(Provided entries begins)

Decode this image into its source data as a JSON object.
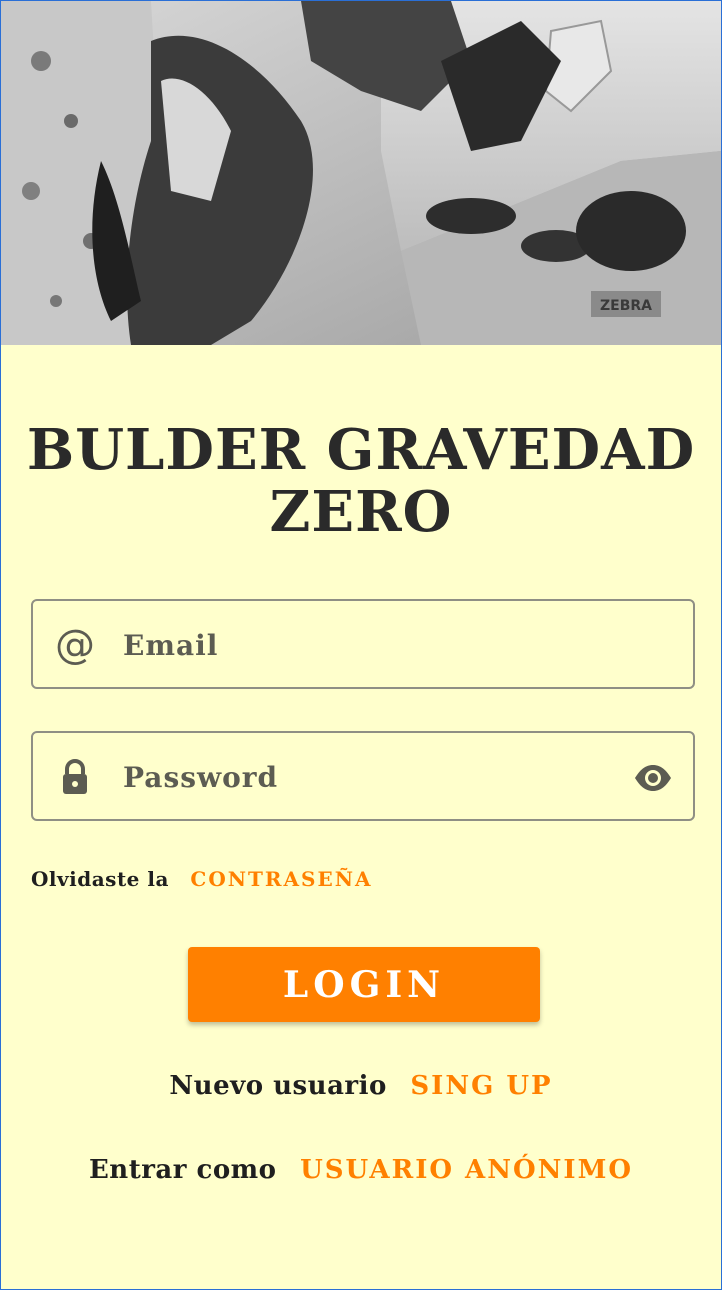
{
  "app": {
    "title": "BULDER GRAVEDAD ZERO"
  },
  "hero": {
    "image_name": "climber-bouldering-photo"
  },
  "form": {
    "email": {
      "placeholder": "Email",
      "value": "",
      "icon": "at-icon",
      "icon_glyph": "@"
    },
    "password": {
      "placeholder": "Password",
      "value": "",
      "icon": "lock-icon",
      "toggle_icon": "eye-icon"
    }
  },
  "forgot": {
    "text": "Olvidaste la",
    "link": "CONTRASEÑA"
  },
  "login": {
    "label": "LOGIN"
  },
  "signup": {
    "text": "Nuevo usuario",
    "link": "SING UP"
  },
  "anonymous": {
    "text": "Entrar como",
    "link": "USUARIO ANÓNIMO"
  },
  "colors": {
    "background": "#ffffcc",
    "accent": "#ff8000",
    "text": "#1f1f1f",
    "field_border": "#8f8f84"
  }
}
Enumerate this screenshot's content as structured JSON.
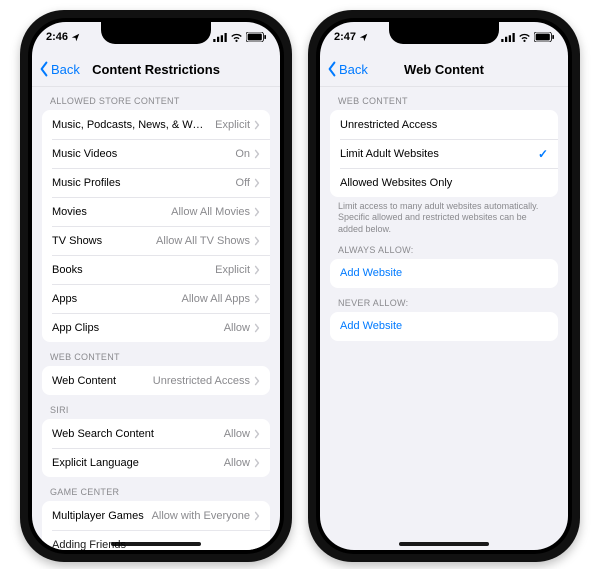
{
  "left": {
    "status_time": "2:46",
    "back_label": "Back",
    "title": "Content Restrictions",
    "sections": [
      {
        "header": "ALLOWED STORE CONTENT",
        "rows": [
          {
            "name": "row-music-podcasts",
            "label": "Music, Podcasts, News, & Workouts",
            "value": "Explicit",
            "chevron": true
          },
          {
            "name": "row-music-videos",
            "label": "Music Videos",
            "value": "On",
            "chevron": true
          },
          {
            "name": "row-music-profiles",
            "label": "Music Profiles",
            "value": "Off",
            "chevron": true
          },
          {
            "name": "row-movies",
            "label": "Movies",
            "value": "Allow All Movies",
            "chevron": true
          },
          {
            "name": "row-tv-shows",
            "label": "TV Shows",
            "value": "Allow All TV Shows",
            "chevron": true
          },
          {
            "name": "row-books",
            "label": "Books",
            "value": "Explicit",
            "chevron": true
          },
          {
            "name": "row-apps",
            "label": "Apps",
            "value": "Allow All Apps",
            "chevron": true
          },
          {
            "name": "row-app-clips",
            "label": "App Clips",
            "value": "Allow",
            "chevron": true
          }
        ]
      },
      {
        "header": "WEB CONTENT",
        "rows": [
          {
            "name": "row-web-content",
            "label": "Web Content",
            "value": "Unrestricted Access",
            "chevron": true
          }
        ]
      },
      {
        "header": "SIRI",
        "rows": [
          {
            "name": "row-web-search",
            "label": "Web Search Content",
            "value": "Allow",
            "chevron": true
          },
          {
            "name": "row-explicit-language",
            "label": "Explicit Language",
            "value": "Allow",
            "chevron": true
          }
        ]
      },
      {
        "header": "GAME CENTER",
        "rows": [
          {
            "name": "row-multiplayer",
            "label": "Multiplayer Games",
            "value": "Allow with Everyone",
            "chevron": true,
            "peek": false
          },
          {
            "name": "row-adding-friends",
            "label": "Adding Friends",
            "value": "",
            "chevron": false,
            "peek": true
          }
        ]
      }
    ]
  },
  "right": {
    "status_time": "2:47",
    "back_label": "Back",
    "title": "Web Content",
    "web_header": "WEB CONTENT",
    "options": [
      {
        "name": "option-unrestricted",
        "label": "Unrestricted Access",
        "selected": false
      },
      {
        "name": "option-limit-adult",
        "label": "Limit Adult Websites",
        "selected": true
      },
      {
        "name": "option-allowed-only",
        "label": "Allowed Websites Only",
        "selected": false
      }
    ],
    "footer_note": "Limit access to many adult websites automatically. Specific allowed and restricted websites can be added below.",
    "always_header": "ALWAYS ALLOW:",
    "always_add": "Add Website",
    "never_header": "NEVER ALLOW:",
    "never_add": "Add Website"
  }
}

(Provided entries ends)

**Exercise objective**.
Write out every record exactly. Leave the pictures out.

**Answer space**.
Decode this image into its source data as a JSON object.
{
  "app": {
    "title": "BULDER GRAVEDAD ZERO"
  },
  "hero": {
    "image_name": "climber-bouldering-photo"
  },
  "form": {
    "email": {
      "placeholder": "Email",
      "value": "",
      "icon": "at-icon",
      "icon_glyph": "@"
    },
    "password": {
      "placeholder": "Password",
      "value": "",
      "icon": "lock-icon",
      "toggle_icon": "eye-icon"
    }
  },
  "forgot": {
    "text": "Olvidaste la",
    "link": "CONTRASEÑA"
  },
  "login": {
    "label": "LOGIN"
  },
  "signup": {
    "text": "Nuevo usuario",
    "link": "SING UP"
  },
  "anonymous": {
    "text": "Entrar como",
    "link": "USUARIO ANÓNIMO"
  },
  "colors": {
    "background": "#ffffcc",
    "accent": "#ff8000",
    "text": "#1f1f1f",
    "field_border": "#8f8f84"
  }
}
Enumerate this screenshot's content as structured JSON.
{
  "left": {
    "status_time": "2:46",
    "back_label": "Back",
    "title": "Content Restrictions",
    "sections": [
      {
        "header": "ALLOWED STORE CONTENT",
        "rows": [
          {
            "name": "row-music-podcasts",
            "label": "Music, Podcasts, News, & Workouts",
            "value": "Explicit",
            "chevron": true
          },
          {
            "name": "row-music-videos",
            "label": "Music Videos",
            "value": "On",
            "chevron": true
          },
          {
            "name": "row-music-profiles",
            "label": "Music Profiles",
            "value": "Off",
            "chevron": true
          },
          {
            "name": "row-movies",
            "label": "Movies",
            "value": "Allow All Movies",
            "chevron": true
          },
          {
            "name": "row-tv-shows",
            "label": "TV Shows",
            "value": "Allow All TV Shows",
            "chevron": true
          },
          {
            "name": "row-books",
            "label": "Books",
            "value": "Explicit",
            "chevron": true
          },
          {
            "name": "row-apps",
            "label": "Apps",
            "value": "Allow All Apps",
            "chevron": true
          },
          {
            "name": "row-app-clips",
            "label": "App Clips",
            "value": "Allow",
            "chevron": true
          }
        ]
      },
      {
        "header": "WEB CONTENT",
        "rows": [
          {
            "name": "row-web-content",
            "label": "Web Content",
            "value": "Unrestricted Access",
            "chevron": true
          }
        ]
      },
      {
        "header": "SIRI",
        "rows": [
          {
            "name": "row-web-search",
            "label": "Web Search Content",
            "value": "Allow",
            "chevron": true
          },
          {
            "name": "row-explicit-language",
            "label": "Explicit Language",
            "value": "Allow",
            "chevron": true
          }
        ]
      },
      {
        "header": "GAME CENTER",
        "rows": [
          {
            "name": "row-multiplayer",
            "label": "Multiplayer Games",
            "value": "Allow with Everyone",
            "chevron": true,
            "peek": false
          },
          {
            "name": "row-adding-friends",
            "label": "Adding Friends",
            "value": "",
            "chevron": false,
            "peek": true
          }
        ]
      }
    ]
  },
  "right": {
    "status_time": "2:47",
    "back_label": "Back",
    "title": "Web Content",
    "web_header": "WEB CONTENT",
    "options": [
      {
        "name": "option-unrestricted",
        "label": "Unrestricted Access",
        "selected": false
      },
      {
        "name": "option-limit-adult",
        "label": "Limit Adult Websites",
        "selected": true
      },
      {
        "name": "option-allowed-only",
        "label": "Allowed Websites Only",
        "selected": false
      }
    ],
    "footer_note": "Limit access to many adult websites automatically. Specific allowed and restricted websites can be added below.",
    "always_header": "ALWAYS ALLOW:",
    "always_add": "Add Website",
    "never_header": "NEVER ALLOW:",
    "never_add": "Add Website"
  }
}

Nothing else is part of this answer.